Content starts
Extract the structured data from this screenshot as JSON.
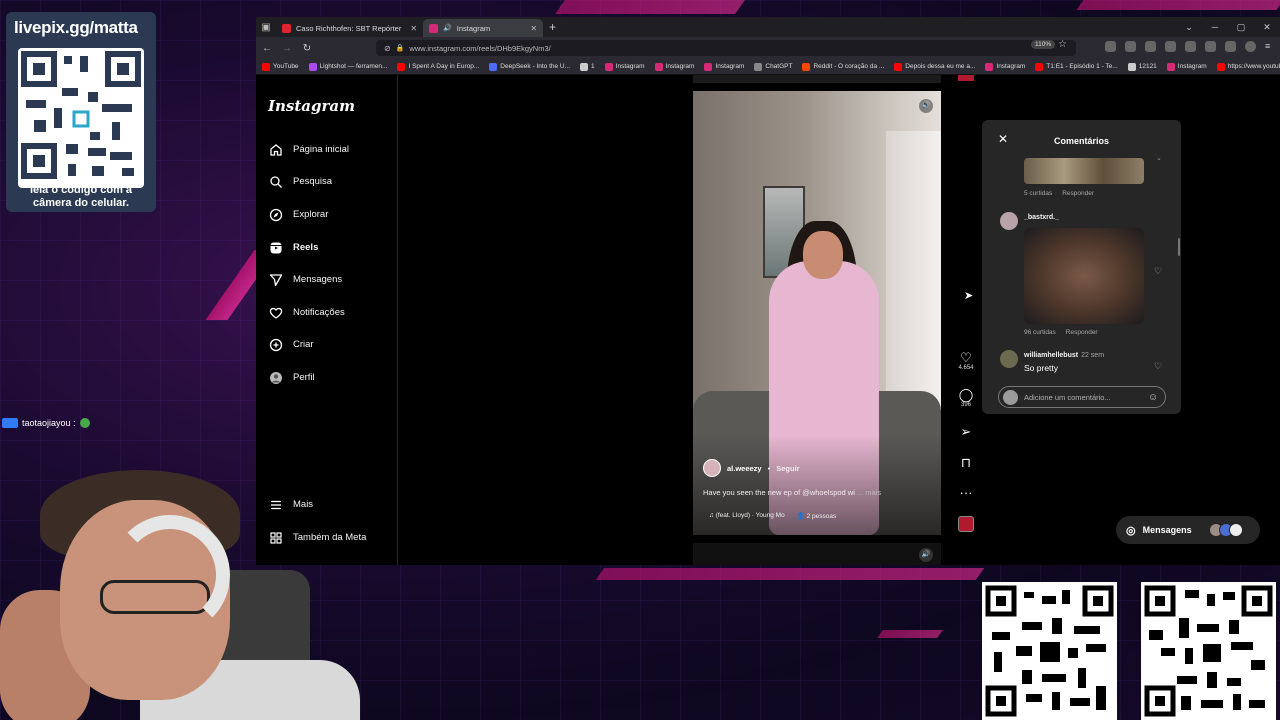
{
  "overlay": {
    "qr_url": "livepix.gg/matta",
    "qr_caption": "leia o código com a câmera do celular.",
    "chat_user": "taotaojiayou :"
  },
  "browser": {
    "tabs": [
      {
        "label": "Caso Richthofen: SBT Repórter",
        "active": false,
        "color": "#e0242b"
      },
      {
        "label": "Instagram",
        "active": true,
        "color": "#d62976"
      }
    ],
    "url": "www.instagram.com/reels/DHb9EkgyNm3/",
    "zoom": "110%",
    "bookmarks": [
      {
        "label": "YouTube",
        "color": "#ff0000"
      },
      {
        "label": "Lightshot — ferramen...",
        "color": "#a84cf0"
      },
      {
        "label": "I Spent A Day in Europ...",
        "color": "#ff0000"
      },
      {
        "label": "DeepSeek - Into the U...",
        "color": "#4d6bfe"
      },
      {
        "label": "1",
        "color": "#cccccc"
      },
      {
        "label": "Instagram",
        "color": "#d62976"
      },
      {
        "label": "Instagram",
        "color": "#d62976"
      },
      {
        "label": "Instagram",
        "color": "#d62976"
      },
      {
        "label": "ChatGPT",
        "color": "#888888"
      },
      {
        "label": "Reddit - O coração da ...",
        "color": "#ff4500"
      },
      {
        "label": "Depois dessa eu me a...",
        "color": "#ff0000"
      },
      {
        "label": "Instagram",
        "color": "#d62976"
      },
      {
        "label": "T1:E1 - Episódio 1 - Te...",
        "color": "#ff0000"
      },
      {
        "label": "12121",
        "color": "#cccccc"
      },
      {
        "label": "Instagram",
        "color": "#d62976"
      },
      {
        "label": "https://www.youtube....",
        "color": "#ff0000"
      }
    ]
  },
  "instagram": {
    "logo": "Instagram",
    "nav": [
      {
        "label": "Página inicial",
        "icon": "home-icon",
        "bold": false
      },
      {
        "label": "Pesquisa",
        "icon": "search-icon",
        "bold": false
      },
      {
        "label": "Explorar",
        "icon": "compass-icon",
        "bold": false
      },
      {
        "label": "Reels",
        "icon": "reels-icon",
        "bold": true
      },
      {
        "label": "Mensagens",
        "icon": "send-icon",
        "bold": false
      },
      {
        "label": "Notificações",
        "icon": "heart-icon",
        "bold": false
      },
      {
        "label": "Criar",
        "icon": "plus-icon",
        "bold": false
      },
      {
        "label": "Perfil",
        "icon": "profile-icon",
        "bold": false
      }
    ],
    "nav_bottom": [
      {
        "label": "Mais",
        "icon": "menu-icon"
      },
      {
        "label": "Também da Meta",
        "icon": "meta-icon"
      }
    ],
    "reel": {
      "username": "al.weeezy",
      "separator": "•",
      "follow": "Seguir",
      "caption": "Have you seen the new ep of @whoelspod wi",
      "caption_more": "... mais",
      "audio": "(feat. Lloyd) · Young Mo",
      "people": "2 pessoas"
    },
    "actions": {
      "likes": "4.654",
      "comments": "396"
    },
    "comments_panel": {
      "title": "Comentários",
      "comment1_meta": {
        "likes": "5 curtidas",
        "reply": "Responder"
      },
      "comment2": {
        "user": "_bastxrd._",
        "likes": "96 curtidas",
        "reply": "Responder"
      },
      "comment3": {
        "user": "williamhellebust",
        "time": "22 sem",
        "text": "So pretty"
      },
      "input_placeholder": "Adicione um comentário..."
    },
    "messages_button": "Mensagens"
  }
}
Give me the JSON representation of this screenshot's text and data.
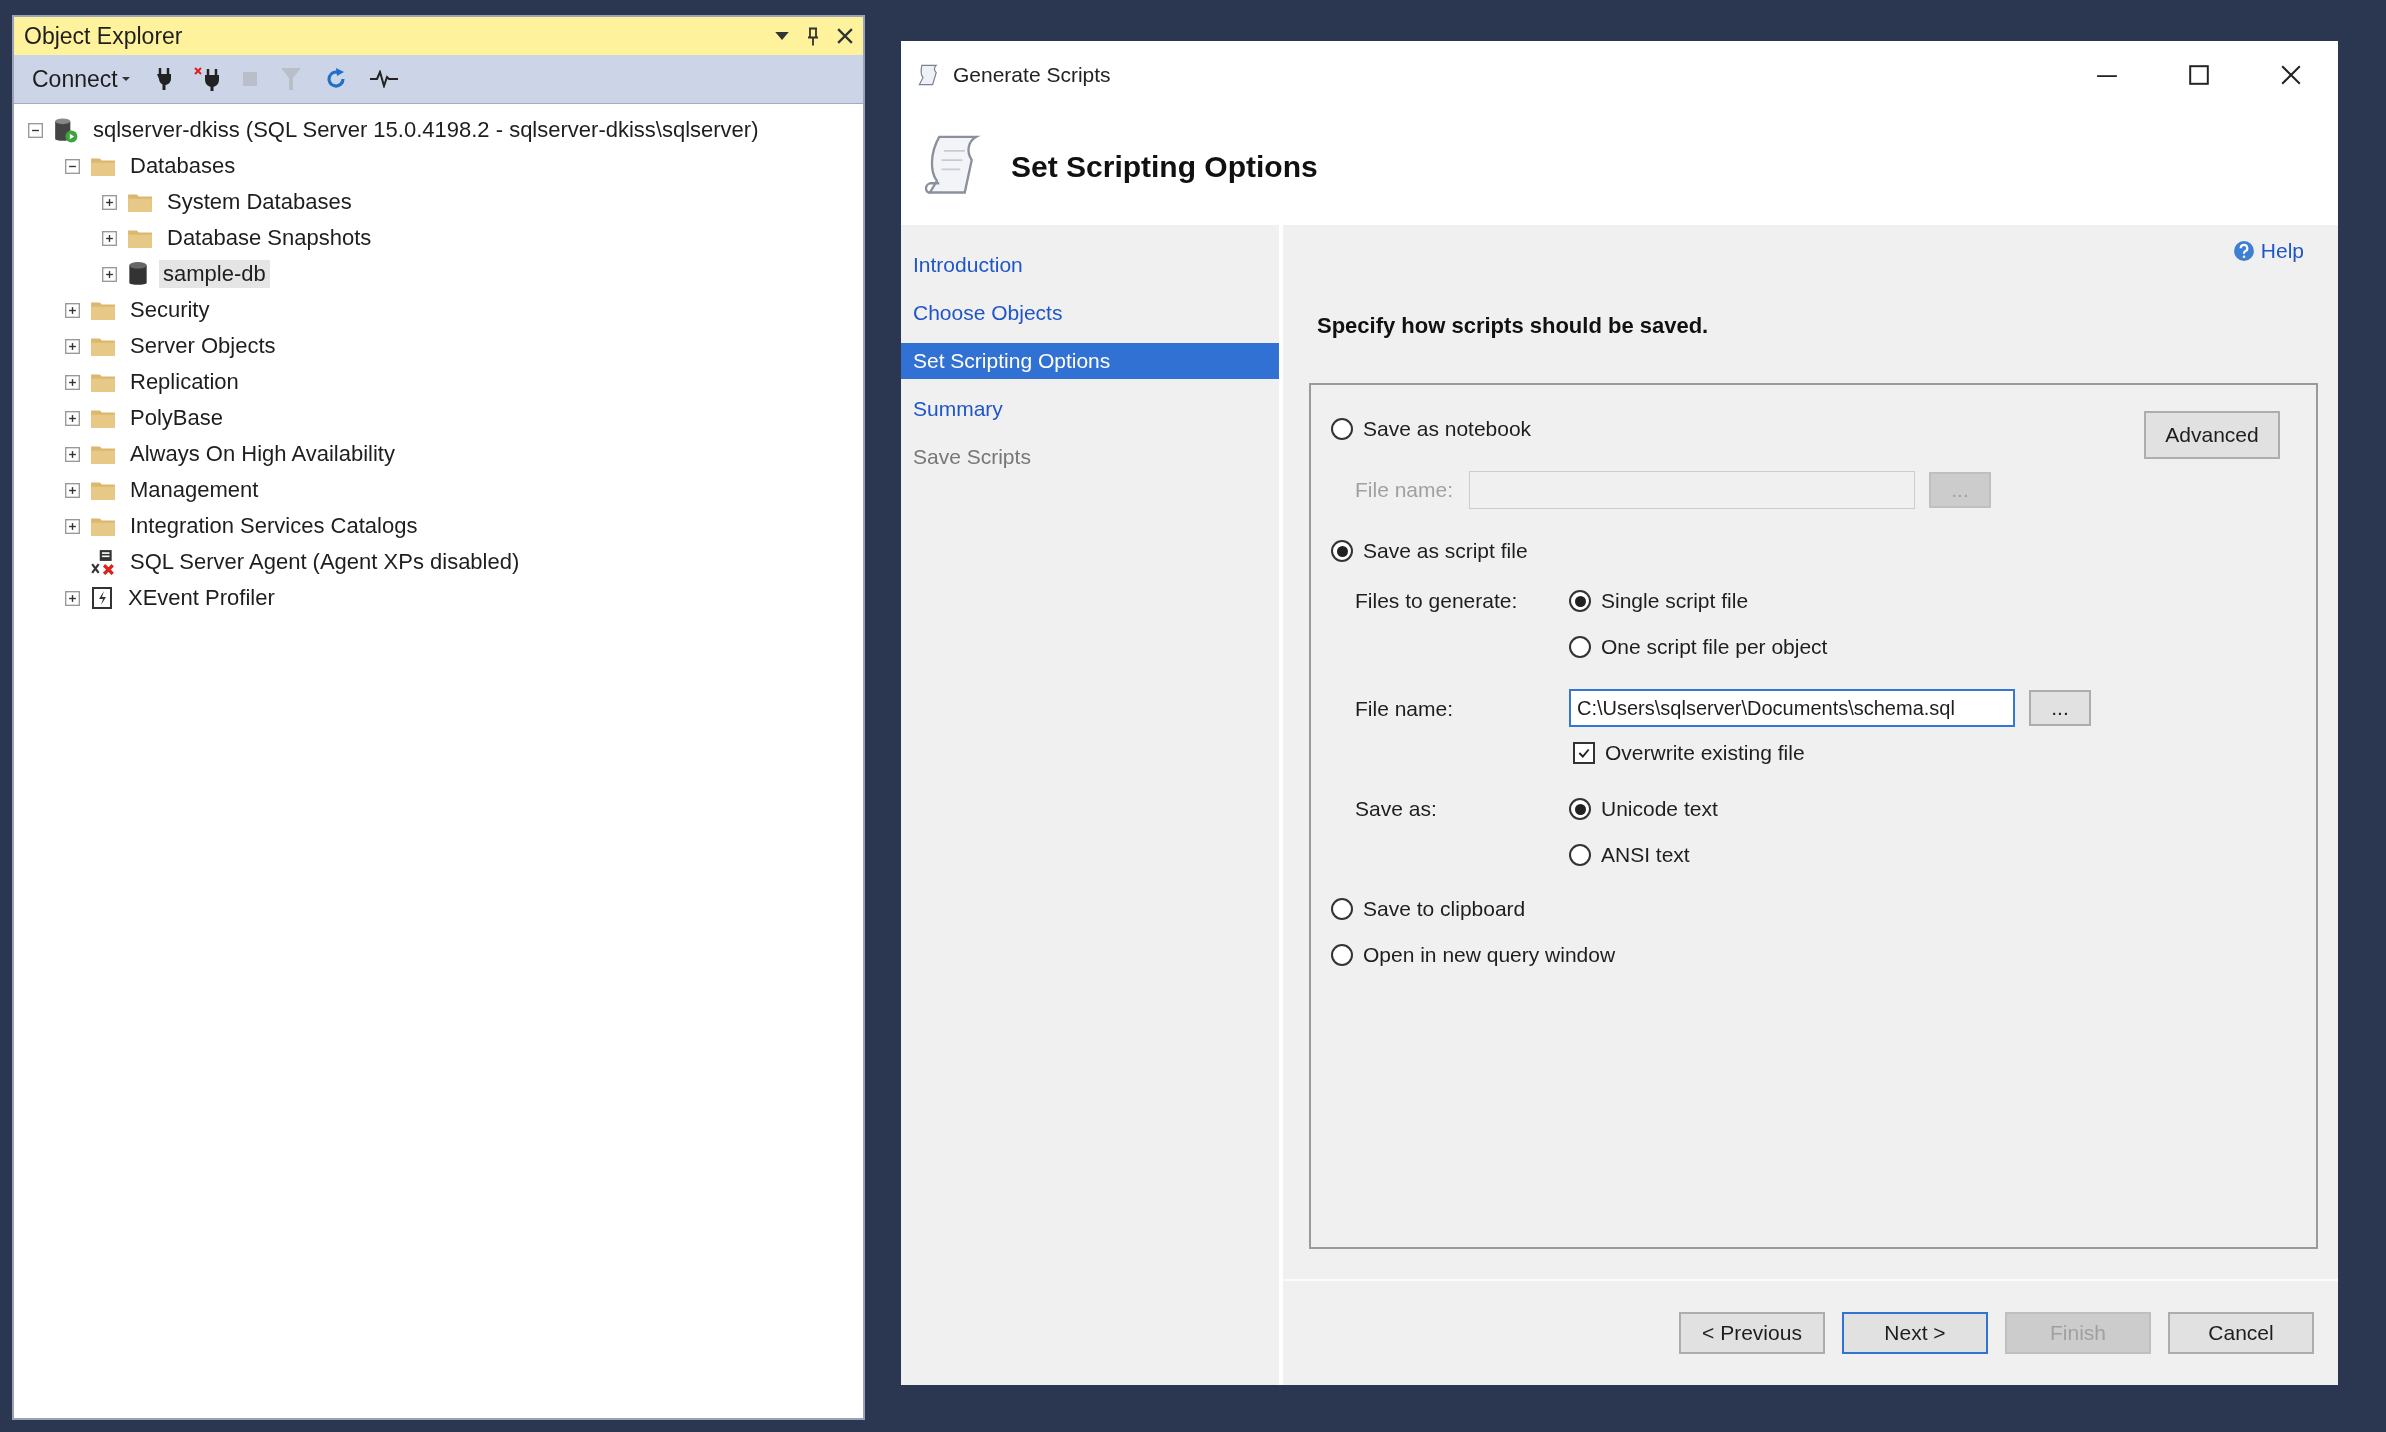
{
  "object_explorer": {
    "title": "Object Explorer",
    "connect": "Connect",
    "tree": [
      {
        "label": "sqlserver-dkiss (SQL Server 15.0.4198.2 - sqlserver-dkiss\\sqlserver)",
        "kind": "server",
        "expanded": true,
        "selected": false,
        "children": [
          {
            "label": "Databases",
            "kind": "folder",
            "expanded": true,
            "selected": false,
            "children": [
              {
                "label": "System Databases",
                "kind": "folder",
                "expanded": false,
                "selected": false
              },
              {
                "label": "Database Snapshots",
                "kind": "folder",
                "expanded": false,
                "selected": false
              },
              {
                "label": "sample-db",
                "kind": "database",
                "expanded": false,
                "selected": true
              }
            ]
          },
          {
            "label": "Security",
            "kind": "folder",
            "expanded": false,
            "selected": false
          },
          {
            "label": "Server Objects",
            "kind": "folder",
            "expanded": false,
            "selected": false
          },
          {
            "label": "Replication",
            "kind": "folder",
            "expanded": false,
            "selected": false
          },
          {
            "label": "PolyBase",
            "kind": "folder",
            "expanded": false,
            "selected": false
          },
          {
            "label": "Always On High Availability",
            "kind": "folder",
            "expanded": false,
            "selected": false
          },
          {
            "label": "Management",
            "kind": "folder",
            "expanded": false,
            "selected": false
          },
          {
            "label": "Integration Services Catalogs",
            "kind": "folder",
            "expanded": false,
            "selected": false
          },
          {
            "label": "SQL Server Agent (Agent XPs disabled)",
            "kind": "agent",
            "selected": false
          },
          {
            "label": "XEvent Profiler",
            "kind": "profiler",
            "expanded": false,
            "selected": false
          }
        ]
      }
    ]
  },
  "dialog": {
    "title": "Generate Scripts",
    "heading": "Set Scripting Options",
    "nav": [
      {
        "label": "Introduction",
        "selected": false,
        "disabled": false
      },
      {
        "label": "Choose Objects",
        "selected": false,
        "disabled": false
      },
      {
        "label": "Set Scripting Options",
        "selected": true,
        "disabled": false
      },
      {
        "label": "Summary",
        "selected": false,
        "disabled": false
      },
      {
        "label": "Save Scripts",
        "selected": false,
        "disabled": true
      }
    ],
    "help": "Help",
    "instruction": "Specify how scripts should be saved.",
    "advanced": "Advanced",
    "notebook": {
      "label": "Save as notebook",
      "selected": false,
      "file_name_label": "File name:",
      "browse": "...",
      "disabled": true
    },
    "script_file": {
      "label": "Save as script file",
      "selected": true,
      "files_label": "Files to generate:",
      "files_options": [
        {
          "label": "Single script file",
          "selected": true
        },
        {
          "label": "One script file per object",
          "selected": false
        }
      ],
      "file_name_label": "File name:",
      "file_name": "C:\\Users\\sqlserver\\Documents\\schema.sql",
      "browse": "...",
      "overwrite": {
        "label": "Overwrite existing file",
        "checked": true
      },
      "save_as_label": "Save as:",
      "save_as_options": [
        {
          "label": "Unicode text",
          "selected": true
        },
        {
          "label": "ANSI text",
          "selected": false
        }
      ]
    },
    "other_modes": [
      {
        "label": "Save to clipboard",
        "selected": false
      },
      {
        "label": "Open in new query window",
        "selected": false
      }
    ],
    "buttons": [
      {
        "label": "< Previous",
        "disabled": false,
        "default": false
      },
      {
        "label": "Next >",
        "disabled": false,
        "default": true
      },
      {
        "label": "Finish",
        "disabled": true,
        "default": false
      },
      {
        "label": "Cancel",
        "disabled": false,
        "default": false
      }
    ]
  }
}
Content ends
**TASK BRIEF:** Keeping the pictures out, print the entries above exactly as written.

**EXERCISE SOLUTION:**
Extract the structured data from this screenshot as JSON.
{
  "overlay": {
    "qr_url": "livepix.gg/matta",
    "qr_caption": "leia o código com a câmera do celular.",
    "chat_user": "taotaojiayou :"
  },
  "browser": {
    "tabs": [
      {
        "label": "Caso Richthofen: SBT Repórter",
        "active": false,
        "color": "#e0242b"
      },
      {
        "label": "Instagram",
        "active": true,
        "color": "#d62976"
      }
    ],
    "url": "www.instagram.com/reels/DHb9EkgyNm3/",
    "zoom": "110%",
    "bookmarks": [
      {
        "label": "YouTube",
        "color": "#ff0000"
      },
      {
        "label": "Lightshot — ferramen...",
        "color": "#a84cf0"
      },
      {
        "label": "I Spent A Day in Europ...",
        "color": "#ff0000"
      },
      {
        "label": "DeepSeek - Into the U...",
        "color": "#4d6bfe"
      },
      {
        "label": "1",
        "color": "#cccccc"
      },
      {
        "label": "Instagram",
        "color": "#d62976"
      },
      {
        "label": "Instagram",
        "color": "#d62976"
      },
      {
        "label": "Instagram",
        "color": "#d62976"
      },
      {
        "label": "ChatGPT",
        "color": "#888888"
      },
      {
        "label": "Reddit - O coração da ...",
        "color": "#ff4500"
      },
      {
        "label": "Depois dessa eu me a...",
        "color": "#ff0000"
      },
      {
        "label": "Instagram",
        "color": "#d62976"
      },
      {
        "label": "T1:E1 - Episódio 1 - Te...",
        "color": "#ff0000"
      },
      {
        "label": "12121",
        "color": "#cccccc"
      },
      {
        "label": "Instagram",
        "color": "#d62976"
      },
      {
        "label": "https://www.youtube....",
        "color": "#ff0000"
      }
    ]
  },
  "instagram": {
    "logo": "Instagram",
    "nav": [
      {
        "label": "Página inicial",
        "icon": "home-icon",
        "bold": false
      },
      {
        "label": "Pesquisa",
        "icon": "search-icon",
        "bold": false
      },
      {
        "label": "Explorar",
        "icon": "compass-icon",
        "bold": false
      },
      {
        "label": "Reels",
        "icon": "reels-icon",
        "bold": true
      },
      {
        "label": "Mensagens",
        "icon": "send-icon",
        "bold": false
      },
      {
        "label": "Notificações",
        "icon": "heart-icon",
        "bold": false
      },
      {
        "label": "Criar",
        "icon": "plus-icon",
        "bold": false
      },
      {
        "label": "Perfil",
        "icon": "profile-icon",
        "bold": false
      }
    ],
    "nav_bottom": [
      {
        "label": "Mais",
        "icon": "menu-icon"
      },
      {
        "label": "Também da Meta",
        "icon": "meta-icon"
      }
    ],
    "reel": {
      "username": "al.weeezy",
      "separator": "•",
      "follow": "Seguir",
      "caption": "Have you seen the new ep of @whoelspod wi",
      "caption_more": "... mais",
      "audio": "(feat. Lloyd) · Young Mo",
      "people": "2 pessoas"
    },
    "actions": {
      "likes": "4.654",
      "comments": "396"
    },
    "comments_panel": {
      "title": "Comentários",
      "comment1_meta": {
        "likes": "5 curtidas",
        "reply": "Responder"
      },
      "comment2": {
        "user": "_bastxrd._",
        "likes": "96 curtidas",
        "reply": "Responder"
      },
      "comment3": {
        "user": "williamhellebust",
        "time": "22 sem",
        "text": "So pretty"
      },
      "input_placeholder": "Adicione um comentário..."
    },
    "messages_button": "Mensagens"
  }
}
Give me the JSON representation of this screenshot's text and data.
{
  "object_explorer": {
    "title": "Object Explorer",
    "connect": "Connect",
    "tree": [
      {
        "label": "sqlserver-dkiss (SQL Server 15.0.4198.2 - sqlserver-dkiss\\sqlserver)",
        "kind": "server",
        "expanded": true,
        "selected": false,
        "children": [
          {
            "label": "Databases",
            "kind": "folder",
            "expanded": true,
            "selected": false,
            "children": [
              {
                "label": "System Databases",
                "kind": "folder",
                "expanded": false,
                "selected": false
              },
              {
                "label": "Database Snapshots",
                "kind": "folder",
                "expanded": false,
                "selected": false
              },
              {
                "label": "sample-db",
                "kind": "database",
                "expanded": false,
                "selected": true
              }
            ]
          },
          {
            "label": "Security",
            "kind": "folder",
            "expanded": false,
            "selected": false
          },
          {
            "label": "Server Objects",
            "kind": "folder",
            "expanded": false,
            "selected": false
          },
          {
            "label": "Replication",
            "kind": "folder",
            "expanded": false,
            "selected": false
          },
          {
            "label": "PolyBase",
            "kind": "folder",
            "expanded": false,
            "selected": false
          },
          {
            "label": "Always On High Availability",
            "kind": "folder",
            "expanded": false,
            "selected": false
          },
          {
            "label": "Management",
            "kind": "folder",
            "expanded": false,
            "selected": false
          },
          {
            "label": "Integration Services Catalogs",
            "kind": "folder",
            "expanded": false,
            "selected": false
          },
          {
            "label": "SQL Server Agent (Agent XPs disabled)",
            "kind": "agent",
            "selected": false
          },
          {
            "label": "XEvent Profiler",
            "kind": "profiler",
            "expanded": false,
            "selected": false
          }
        ]
      }
    ]
  },
  "dialog": {
    "title": "Generate Scripts",
    "heading": "Set Scripting Options",
    "nav": [
      {
        "label": "Introduction",
        "selected": false,
        "disabled": false
      },
      {
        "label": "Choose Objects",
        "selected": false,
        "disabled": false
      },
      {
        "label": "Set Scripting Options",
        "selected": true,
        "disabled": false
      },
      {
        "label": "Summary",
        "selected": false,
        "disabled": false
      },
      {
        "label": "Save Scripts",
        "selected": false,
        "disabled": true
      }
    ],
    "help": "Help",
    "instruction": "Specify how scripts should be saved.",
    "advanced": "Advanced",
    "notebook": {
      "label": "Save as notebook",
      "selected": false,
      "file_name_label": "File name:",
      "browse": "...",
      "disabled": true
    },
    "script_file": {
      "label": "Save as script file",
      "selected": true,
      "files_label": "Files to generate:",
      "files_options": [
        {
          "label": "Single script file",
          "selected": true
        },
        {
          "label": "One script file per object",
          "selected": false
        }
      ],
      "file_name_label": "File name:",
      "file_name": "C:\\Users\\sqlserver\\Documents\\schema.sql",
      "browse": "...",
      "overwrite": {
        "label": "Overwrite existing file",
        "checked": true
      },
      "save_as_label": "Save as:",
      "save_as_options": [
        {
          "label": "Unicode text",
          "selected": true
        },
        {
          "label": "ANSI text",
          "selected": false
        }
      ]
    },
    "other_modes": [
      {
        "label": "Save to clipboard",
        "selected": false
      },
      {
        "label": "Open in new query window",
        "selected": false
      }
    ],
    "buttons": [
      {
        "label": "< Previous",
        "disabled": false,
        "default": false
      },
      {
        "label": "Next >",
        "disabled": false,
        "default": true
      },
      {
        "label": "Finish",
        "disabled": true,
        "default": false
      },
      {
        "label": "Cancel",
        "disabled": false,
        "default": false
      }
    ]
  }
}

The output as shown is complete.